Finally, in terms of the political economy of Erdoğan’s power structure, I have focused largely on the supply side, but the demand side is no less important. Erdoğan has been able to cater to a large clientele that would demand his perpetual power for the support of their livelihoods. The crony capitalist classes, the welfare dependents, the beneficiaries of his nepotistic bureaucratic or public corporation appointments, and lastly the members of the co-opted civil society, especially Islamist civil society, have together formed the pillars of Erdoğan’s support base. That is why Erdoğan was so fervent in his decision to cancel the Istanbul Municipal Elections in 2019 when the RPP candidate Ekrem Imamoglu won against all odds in an uphill battle. By then, it had become clear to the public how Istanbul’s vast economic base was such an important source of funneling public funds to the loyalist civil society with its government-organized non-governmental organizations (GONGOs), publishing houses and serials—in short: a pro-government public sphere. Currently, we see a gradual deterioration, even disintegration, of this support base as the currency crisis has made it much more challenging for Erdoğan to pump cash into it.
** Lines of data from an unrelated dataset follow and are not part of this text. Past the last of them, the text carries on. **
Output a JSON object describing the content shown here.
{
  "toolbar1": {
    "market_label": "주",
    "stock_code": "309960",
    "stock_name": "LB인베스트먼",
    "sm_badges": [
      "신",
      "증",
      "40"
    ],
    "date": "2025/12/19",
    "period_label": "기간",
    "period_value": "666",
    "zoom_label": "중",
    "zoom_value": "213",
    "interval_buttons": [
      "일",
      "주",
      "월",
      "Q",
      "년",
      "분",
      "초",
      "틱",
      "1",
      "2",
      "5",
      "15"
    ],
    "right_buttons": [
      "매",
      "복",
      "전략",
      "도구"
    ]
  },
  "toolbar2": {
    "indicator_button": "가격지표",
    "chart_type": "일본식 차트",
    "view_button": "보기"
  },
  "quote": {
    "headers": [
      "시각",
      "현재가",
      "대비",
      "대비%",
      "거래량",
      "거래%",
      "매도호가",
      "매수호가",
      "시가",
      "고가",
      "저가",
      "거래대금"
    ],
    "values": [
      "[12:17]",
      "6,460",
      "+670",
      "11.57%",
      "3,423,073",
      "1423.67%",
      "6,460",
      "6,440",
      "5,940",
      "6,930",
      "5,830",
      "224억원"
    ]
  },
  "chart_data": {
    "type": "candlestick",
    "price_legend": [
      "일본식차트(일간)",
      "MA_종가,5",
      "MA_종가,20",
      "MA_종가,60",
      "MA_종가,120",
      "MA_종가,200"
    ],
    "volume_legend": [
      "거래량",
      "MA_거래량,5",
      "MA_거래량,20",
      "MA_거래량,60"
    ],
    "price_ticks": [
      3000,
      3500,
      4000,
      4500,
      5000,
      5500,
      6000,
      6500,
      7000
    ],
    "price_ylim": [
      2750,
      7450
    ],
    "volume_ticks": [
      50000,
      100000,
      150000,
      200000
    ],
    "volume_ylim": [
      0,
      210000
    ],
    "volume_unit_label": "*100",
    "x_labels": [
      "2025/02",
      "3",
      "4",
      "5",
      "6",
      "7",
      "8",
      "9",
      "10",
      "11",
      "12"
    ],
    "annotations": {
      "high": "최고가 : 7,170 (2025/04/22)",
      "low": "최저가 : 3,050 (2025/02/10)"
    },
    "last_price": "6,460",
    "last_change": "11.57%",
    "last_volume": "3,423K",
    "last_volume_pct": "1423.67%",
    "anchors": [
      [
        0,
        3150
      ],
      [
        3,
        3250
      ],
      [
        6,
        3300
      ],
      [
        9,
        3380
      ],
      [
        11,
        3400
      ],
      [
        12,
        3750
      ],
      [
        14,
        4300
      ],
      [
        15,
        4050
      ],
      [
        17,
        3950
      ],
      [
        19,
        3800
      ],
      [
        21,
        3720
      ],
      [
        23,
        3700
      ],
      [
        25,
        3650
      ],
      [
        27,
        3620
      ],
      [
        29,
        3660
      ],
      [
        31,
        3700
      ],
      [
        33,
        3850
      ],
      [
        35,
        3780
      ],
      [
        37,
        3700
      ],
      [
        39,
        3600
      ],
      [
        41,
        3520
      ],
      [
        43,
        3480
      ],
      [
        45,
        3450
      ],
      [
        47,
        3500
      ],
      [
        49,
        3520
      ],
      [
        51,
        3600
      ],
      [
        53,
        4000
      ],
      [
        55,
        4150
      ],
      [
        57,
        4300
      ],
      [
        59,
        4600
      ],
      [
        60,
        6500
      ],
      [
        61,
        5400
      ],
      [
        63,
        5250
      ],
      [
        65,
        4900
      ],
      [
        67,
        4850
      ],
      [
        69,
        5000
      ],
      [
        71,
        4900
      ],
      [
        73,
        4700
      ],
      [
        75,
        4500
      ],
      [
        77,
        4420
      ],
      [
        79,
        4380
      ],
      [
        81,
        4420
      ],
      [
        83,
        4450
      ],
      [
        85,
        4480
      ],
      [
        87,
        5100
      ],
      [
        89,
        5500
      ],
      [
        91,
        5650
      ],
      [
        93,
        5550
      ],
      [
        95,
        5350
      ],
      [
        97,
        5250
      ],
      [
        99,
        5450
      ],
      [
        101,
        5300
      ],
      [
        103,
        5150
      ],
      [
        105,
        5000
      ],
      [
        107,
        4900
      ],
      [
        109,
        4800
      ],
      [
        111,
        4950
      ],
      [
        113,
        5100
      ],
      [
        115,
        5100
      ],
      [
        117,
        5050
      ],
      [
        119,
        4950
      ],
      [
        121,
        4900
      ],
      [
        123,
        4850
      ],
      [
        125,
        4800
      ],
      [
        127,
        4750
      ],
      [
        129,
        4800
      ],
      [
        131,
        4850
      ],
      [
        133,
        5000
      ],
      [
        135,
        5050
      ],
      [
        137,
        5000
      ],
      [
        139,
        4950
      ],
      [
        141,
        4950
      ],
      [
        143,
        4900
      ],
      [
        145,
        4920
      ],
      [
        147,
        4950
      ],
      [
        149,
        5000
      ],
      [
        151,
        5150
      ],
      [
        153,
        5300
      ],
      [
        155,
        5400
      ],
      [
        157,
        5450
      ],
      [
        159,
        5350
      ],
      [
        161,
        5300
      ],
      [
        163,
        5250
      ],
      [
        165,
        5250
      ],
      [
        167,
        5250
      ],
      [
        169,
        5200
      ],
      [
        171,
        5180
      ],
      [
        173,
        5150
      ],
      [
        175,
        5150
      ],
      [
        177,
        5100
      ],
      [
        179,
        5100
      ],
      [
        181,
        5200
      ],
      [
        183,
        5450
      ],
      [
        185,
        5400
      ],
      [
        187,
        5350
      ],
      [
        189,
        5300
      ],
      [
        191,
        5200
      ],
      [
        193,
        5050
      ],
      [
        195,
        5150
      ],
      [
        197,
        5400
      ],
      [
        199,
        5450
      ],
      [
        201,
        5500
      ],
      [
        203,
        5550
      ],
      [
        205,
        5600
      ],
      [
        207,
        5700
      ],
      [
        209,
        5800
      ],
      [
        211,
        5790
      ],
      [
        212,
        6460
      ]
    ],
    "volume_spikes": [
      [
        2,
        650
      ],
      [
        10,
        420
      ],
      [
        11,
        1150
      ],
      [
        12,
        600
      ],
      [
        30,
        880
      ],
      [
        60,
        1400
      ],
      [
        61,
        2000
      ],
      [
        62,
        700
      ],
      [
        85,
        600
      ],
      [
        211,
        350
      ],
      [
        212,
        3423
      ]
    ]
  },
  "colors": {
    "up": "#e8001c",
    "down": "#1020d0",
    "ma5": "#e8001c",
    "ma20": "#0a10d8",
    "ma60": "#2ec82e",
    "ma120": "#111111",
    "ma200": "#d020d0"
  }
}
Halil Yenigun is from Istanbul, Turkey. He received his Ph.D. from the University of Virginia’s (UVA) political theory program, with his dissertation titled, “The Political Ontology of Islamic Democracy: An Ontological Narrative of Contemporary Muslim Political Thought.” While living in Turkey after his Ph.D., he was dismissed from his assistant professor position at Istanbul Commerce University during the mass academic purges that started in January 2016 following the Peace Petition by the Academics for Peace. Thereafter, he worked as a post-doctoral scholar at Transregional Studies Forum, Berlin as well as Stanford University’s Abbasi Program in Islamic Studies. Since then, he’s taught at Stanford, UC Berkeley and San Jose State Universities as a lecturer. Yenigün has published and given lectures at several universities in Turkey, US, and Germany as well as occasional interviews to several media sources on Muslim political thought, Islamism, peace activism, American and Middle East politics, and Turkish democracy. He currently lives in Charlottesville, Virginia.